Return each entry precisely as it appears below.

Entries from a dataset of interfaces
____________

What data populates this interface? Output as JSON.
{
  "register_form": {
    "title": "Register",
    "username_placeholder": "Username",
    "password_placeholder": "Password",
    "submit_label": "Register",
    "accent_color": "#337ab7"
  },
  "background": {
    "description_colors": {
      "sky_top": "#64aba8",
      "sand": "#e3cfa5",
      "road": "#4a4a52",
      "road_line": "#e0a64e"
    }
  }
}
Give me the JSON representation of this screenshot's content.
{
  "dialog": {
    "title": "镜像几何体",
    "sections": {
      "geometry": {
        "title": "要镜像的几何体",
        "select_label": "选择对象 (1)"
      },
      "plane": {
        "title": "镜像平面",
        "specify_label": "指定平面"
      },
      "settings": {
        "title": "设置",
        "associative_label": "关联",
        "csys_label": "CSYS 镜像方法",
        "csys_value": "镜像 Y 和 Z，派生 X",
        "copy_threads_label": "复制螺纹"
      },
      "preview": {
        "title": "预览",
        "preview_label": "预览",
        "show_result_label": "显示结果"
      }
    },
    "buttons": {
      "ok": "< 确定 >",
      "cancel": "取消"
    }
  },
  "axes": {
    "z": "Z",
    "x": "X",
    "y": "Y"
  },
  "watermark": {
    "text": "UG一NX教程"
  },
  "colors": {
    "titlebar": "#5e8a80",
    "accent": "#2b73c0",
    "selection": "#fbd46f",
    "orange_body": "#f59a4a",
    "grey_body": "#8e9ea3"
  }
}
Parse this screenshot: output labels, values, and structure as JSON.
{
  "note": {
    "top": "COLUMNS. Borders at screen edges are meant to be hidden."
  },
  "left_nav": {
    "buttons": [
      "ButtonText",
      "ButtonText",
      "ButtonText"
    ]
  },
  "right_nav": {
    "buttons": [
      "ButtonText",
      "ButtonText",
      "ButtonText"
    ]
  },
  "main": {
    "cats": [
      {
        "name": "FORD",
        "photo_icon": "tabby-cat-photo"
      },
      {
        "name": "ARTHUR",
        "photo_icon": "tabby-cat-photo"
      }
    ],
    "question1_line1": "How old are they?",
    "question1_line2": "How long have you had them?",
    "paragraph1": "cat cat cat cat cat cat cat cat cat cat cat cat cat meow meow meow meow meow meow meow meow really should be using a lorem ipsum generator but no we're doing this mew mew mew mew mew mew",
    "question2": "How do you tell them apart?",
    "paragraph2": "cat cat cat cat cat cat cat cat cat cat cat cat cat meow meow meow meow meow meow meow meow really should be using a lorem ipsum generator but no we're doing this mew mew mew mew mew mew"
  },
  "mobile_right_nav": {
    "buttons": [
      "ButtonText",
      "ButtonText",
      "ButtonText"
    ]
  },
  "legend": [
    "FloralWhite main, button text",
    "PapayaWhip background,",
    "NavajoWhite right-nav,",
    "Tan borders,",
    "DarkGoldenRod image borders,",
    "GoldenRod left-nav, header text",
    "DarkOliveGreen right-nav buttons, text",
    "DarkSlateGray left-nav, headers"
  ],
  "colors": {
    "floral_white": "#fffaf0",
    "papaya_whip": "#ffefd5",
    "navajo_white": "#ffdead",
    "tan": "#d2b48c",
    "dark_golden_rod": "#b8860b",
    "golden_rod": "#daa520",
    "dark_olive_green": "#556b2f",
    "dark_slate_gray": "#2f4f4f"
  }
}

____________

== RESPONSE ==
What data populates this interface? Output as JSON.
{
  "register_form": {
    "title": "Register",
    "username_placeholder": "Username",
    "password_placeholder": "Password",
    "submit_label": "Register",
    "accent_color": "#337ab7"
  },
  "background": {
    "description_colors": {
      "sky_top": "#64aba8",
      "sand": "#e3cfa5",
      "road": "#4a4a52",
      "road_line": "#e0a64e"
    }
  }
}
Give me the JSON representation of this screenshot's content.
{
  "dialog": {
    "title": "镜像几何体",
    "sections": {
      "geometry": {
        "title": "要镜像的几何体",
        "select_label": "选择对象 (1)"
      },
      "plane": {
        "title": "镜像平面",
        "specify_label": "指定平面"
      },
      "settings": {
        "title": "设置",
        "associative_label": "关联",
        "csys_label": "CSYS 镜像方法",
        "csys_value": "镜像 Y 和 Z，派生 X",
        "copy_threads_label": "复制螺纹"
      },
      "preview": {
        "title": "预览",
        "preview_label": "预览",
        "show_result_label": "显示结果"
      }
    },
    "buttons": {
      "ok": "< 确定 >",
      "cancel": "取消"
    }
  },
  "axes": {
    "z": "Z",
    "x": "X",
    "y": "Y"
  },
  "watermark": {
    "text": "UG一NX教程"
  },
  "colors": {
    "titlebar": "#5e8a80",
    "accent": "#2b73c0",
    "selection": "#fbd46f",
    "orange_body": "#f59a4a",
    "grey_body": "#8e9ea3"
  }
}
Parse this screenshot: output labels, values, and structure as JSON.
{
  "note": {
    "top": "COLUMNS. Borders at screen edges are meant to be hidden."
  },
  "left_nav": {
    "buttons": [
      "ButtonText",
      "ButtonText",
      "ButtonText"
    ]
  },
  "right_nav": {
    "buttons": [
      "ButtonText",
      "ButtonText",
      "ButtonText"
    ]
  },
  "main": {
    "cats": [
      {
        "name": "FORD",
        "photo_icon": "tabby-cat-photo"
      },
      {
        "name": "ARTHUR",
        "photo_icon": "tabby-cat-photo"
      }
    ],
    "question1_line1": "How old are they?",
    "question1_line2": "How long have you had them?",
    "paragraph1": "cat cat cat cat cat cat cat cat cat cat cat cat cat meow meow meow meow meow meow meow meow really should be using a lorem ipsum generator but no we're doing this mew mew mew mew mew mew",
    "question2": "How do you tell them apart?",
    "paragraph2": "cat cat cat cat cat cat cat cat cat cat cat cat cat meow meow meow meow meow meow meow meow really should be using a lorem ipsum generator but no we're doing this mew mew mew mew mew mew"
  },
  "mobile_right_nav": {
    "buttons": [
      "ButtonText",
      "ButtonText",
      "ButtonText"
    ]
  },
  "legend": [
    "FloralWhite main, button text",
    "PapayaWhip background,",
    "NavajoWhite right-nav,",
    "Tan borders,",
    "DarkGoldenRod image borders,",
    "GoldenRod left-nav, header text",
    "DarkOliveGreen right-nav buttons, text",
    "DarkSlateGray left-nav, headers"
  ],
  "colors": {
    "floral_white": "#fffaf0",
    "papaya_whip": "#ffefd5",
    "navajo_white": "#ffdead",
    "tan": "#d2b48c",
    "dark_golden_rod": "#b8860b",
    "golden_rod": "#daa520",
    "dark_olive_green": "#556b2f",
    "dark_slate_gray": "#2f4f4f"
  }
}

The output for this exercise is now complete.